John Huston [The Asphalt Jungle]
George Cukor [Born Yesterday]
Joseph Mankiewicz [All About Eve]
Billy Wilder [Sunset Boulevard]
Carol Reed [The Third Man]
Who won: Joseph Mankiewicz
Who should have won: Billy Wilder
This one was hard for me, because it’s a pack of great directors. Any of these directors could have won, and I’d be happy with it. George Cukor is one of my all-time favorite directors, a master at blending comedy and sophistication. John Huston and Carol Reed both do admirable work with their respective noirs, creating an aura of tension and danger.
For me, Mankiewicz and Wilder are basically neck and neck. But Sunset Boulevard, if not in the hands of a talented director could so easily have been laughable. Wilder manages to keep it right at the line of absurd, and that’s where he inches ahead of Mankiewicz for me.
All About Eve
Father of the Bride
King Solomon’s Mines
What won: All About Eve
What should have won: All About Eve
If you’ve read the rest of this article, this should be no surprise.
Born Yesterday is a delightful movie, but the Pygmalion-like plot is a little tired. It’s really only very good because Judy Holliday is very good. Father of the Bride is...fine. It’s a fun movie, but I was a little surprised to see it on this list. It’s fun and entertaining, which is why it’s remembered and spawned a sequel and a remake but it’s not great in the way All About Eve and Sunset Boulevard are.

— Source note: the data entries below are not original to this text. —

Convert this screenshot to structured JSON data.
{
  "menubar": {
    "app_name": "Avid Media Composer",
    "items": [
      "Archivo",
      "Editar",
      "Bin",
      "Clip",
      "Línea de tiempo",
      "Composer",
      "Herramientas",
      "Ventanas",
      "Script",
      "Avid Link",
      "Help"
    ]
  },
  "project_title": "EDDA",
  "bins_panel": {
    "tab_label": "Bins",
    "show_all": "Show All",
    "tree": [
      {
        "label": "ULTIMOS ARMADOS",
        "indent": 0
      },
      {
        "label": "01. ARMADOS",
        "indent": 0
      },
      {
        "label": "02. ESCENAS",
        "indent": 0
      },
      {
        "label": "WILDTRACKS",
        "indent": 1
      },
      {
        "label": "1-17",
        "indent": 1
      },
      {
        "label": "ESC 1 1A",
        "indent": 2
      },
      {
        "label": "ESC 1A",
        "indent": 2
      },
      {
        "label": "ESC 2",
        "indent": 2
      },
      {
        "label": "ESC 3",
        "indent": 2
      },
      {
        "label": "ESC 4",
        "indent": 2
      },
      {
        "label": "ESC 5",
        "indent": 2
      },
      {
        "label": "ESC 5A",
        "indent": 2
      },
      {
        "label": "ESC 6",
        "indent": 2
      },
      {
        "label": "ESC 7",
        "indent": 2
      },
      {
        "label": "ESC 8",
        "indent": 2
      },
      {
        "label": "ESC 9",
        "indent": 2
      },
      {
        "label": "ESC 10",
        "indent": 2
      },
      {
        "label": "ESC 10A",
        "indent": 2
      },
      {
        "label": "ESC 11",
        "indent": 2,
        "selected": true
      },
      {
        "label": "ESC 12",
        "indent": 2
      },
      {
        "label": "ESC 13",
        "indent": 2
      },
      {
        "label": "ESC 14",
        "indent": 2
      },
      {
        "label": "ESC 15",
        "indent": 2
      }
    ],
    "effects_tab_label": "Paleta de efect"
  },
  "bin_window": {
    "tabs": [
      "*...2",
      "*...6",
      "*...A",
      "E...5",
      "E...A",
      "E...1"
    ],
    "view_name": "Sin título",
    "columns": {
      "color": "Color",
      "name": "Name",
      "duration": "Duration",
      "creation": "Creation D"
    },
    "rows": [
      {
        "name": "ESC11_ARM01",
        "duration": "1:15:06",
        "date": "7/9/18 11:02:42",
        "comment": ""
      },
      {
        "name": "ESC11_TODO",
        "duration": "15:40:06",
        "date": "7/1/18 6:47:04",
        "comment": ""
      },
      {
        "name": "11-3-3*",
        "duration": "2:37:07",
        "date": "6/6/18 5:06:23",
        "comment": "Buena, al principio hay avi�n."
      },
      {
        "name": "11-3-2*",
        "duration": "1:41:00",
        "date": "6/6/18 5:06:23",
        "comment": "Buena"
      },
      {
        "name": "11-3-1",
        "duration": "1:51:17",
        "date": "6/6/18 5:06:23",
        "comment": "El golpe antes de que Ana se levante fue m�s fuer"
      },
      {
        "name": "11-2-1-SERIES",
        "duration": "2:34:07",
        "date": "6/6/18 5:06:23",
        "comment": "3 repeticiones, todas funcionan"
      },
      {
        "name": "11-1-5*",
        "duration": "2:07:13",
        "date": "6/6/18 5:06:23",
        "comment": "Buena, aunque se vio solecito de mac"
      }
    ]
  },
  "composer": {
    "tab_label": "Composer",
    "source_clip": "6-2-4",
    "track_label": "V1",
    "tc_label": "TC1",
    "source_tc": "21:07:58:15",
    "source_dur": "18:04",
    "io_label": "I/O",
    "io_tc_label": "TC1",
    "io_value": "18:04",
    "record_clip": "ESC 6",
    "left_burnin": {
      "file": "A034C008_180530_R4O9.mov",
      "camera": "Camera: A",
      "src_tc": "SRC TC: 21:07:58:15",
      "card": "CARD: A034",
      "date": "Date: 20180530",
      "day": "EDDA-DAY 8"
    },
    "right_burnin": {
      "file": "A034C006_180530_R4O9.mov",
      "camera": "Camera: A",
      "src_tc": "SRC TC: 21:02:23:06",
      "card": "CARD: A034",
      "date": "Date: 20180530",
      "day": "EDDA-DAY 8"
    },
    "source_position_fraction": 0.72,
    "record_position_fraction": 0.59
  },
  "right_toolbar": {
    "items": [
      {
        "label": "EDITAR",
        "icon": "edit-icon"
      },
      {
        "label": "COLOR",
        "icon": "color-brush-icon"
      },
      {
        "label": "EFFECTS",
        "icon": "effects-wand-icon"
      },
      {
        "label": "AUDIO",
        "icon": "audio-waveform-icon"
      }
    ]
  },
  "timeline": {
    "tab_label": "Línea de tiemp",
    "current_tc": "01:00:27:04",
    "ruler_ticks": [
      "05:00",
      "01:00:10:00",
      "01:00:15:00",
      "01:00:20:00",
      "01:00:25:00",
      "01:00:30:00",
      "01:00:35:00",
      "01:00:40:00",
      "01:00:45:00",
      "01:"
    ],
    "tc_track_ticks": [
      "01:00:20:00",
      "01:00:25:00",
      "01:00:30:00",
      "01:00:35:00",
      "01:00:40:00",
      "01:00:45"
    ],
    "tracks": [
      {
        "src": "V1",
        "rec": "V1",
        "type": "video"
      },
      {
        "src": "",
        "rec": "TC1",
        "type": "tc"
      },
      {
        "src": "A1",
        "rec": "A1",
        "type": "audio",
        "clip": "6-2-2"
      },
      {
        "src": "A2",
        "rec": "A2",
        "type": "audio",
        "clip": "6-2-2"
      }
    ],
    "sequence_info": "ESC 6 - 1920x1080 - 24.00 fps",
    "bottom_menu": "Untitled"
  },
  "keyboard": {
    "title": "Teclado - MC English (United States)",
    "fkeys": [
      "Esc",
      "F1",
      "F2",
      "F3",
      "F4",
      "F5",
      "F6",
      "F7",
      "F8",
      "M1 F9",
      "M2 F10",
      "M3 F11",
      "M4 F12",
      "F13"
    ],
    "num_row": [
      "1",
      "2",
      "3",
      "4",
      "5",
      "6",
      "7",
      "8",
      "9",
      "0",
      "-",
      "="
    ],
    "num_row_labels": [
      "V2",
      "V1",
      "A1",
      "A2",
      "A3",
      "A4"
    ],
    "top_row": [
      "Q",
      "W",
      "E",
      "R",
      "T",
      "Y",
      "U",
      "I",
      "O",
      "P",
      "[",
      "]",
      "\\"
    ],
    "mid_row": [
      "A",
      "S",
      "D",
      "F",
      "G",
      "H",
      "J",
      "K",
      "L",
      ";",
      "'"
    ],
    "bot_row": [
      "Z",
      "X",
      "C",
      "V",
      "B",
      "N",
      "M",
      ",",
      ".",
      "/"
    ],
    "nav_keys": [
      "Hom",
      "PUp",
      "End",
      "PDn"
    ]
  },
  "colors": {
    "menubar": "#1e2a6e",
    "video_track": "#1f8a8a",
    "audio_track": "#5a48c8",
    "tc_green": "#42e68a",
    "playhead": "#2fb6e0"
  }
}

King Solomon’s Mines is better than I thought it would be, given that the promo that played before the movie bragged about the African shooting location saying it was shot, “where no white woman had been before.” I groaned when I heard that, but the movie’s not half bad. I don’t think it’s worthy of a Best Picture prize, though.
A quick glance around the Internet shows that there is a lot of disagreement about All About Eve winning over Sunset Boulevard, and I get it. Sunset Boulevard is truly a great picture. It’s memorable in the best way; it’s entertaining, funny at times, uncomfortable at other times. I don’t think there are any missteps in this film. But I still come down on the side of All About Eve.
This was not an immediate decision. I thought long and hard about it. But in the end, All About Eve carries the weight of a storyline that deals with more than one complex social issue, and it never feels heavy or complicated. It also doesn’t seem self-congratulatory like many complex movies do. I have seen it dozens of times, and not only do I never tire of it, I find something new about it every time. That, to me, is a mark of a good film. All About Eve deserved the Best Picture Oscar.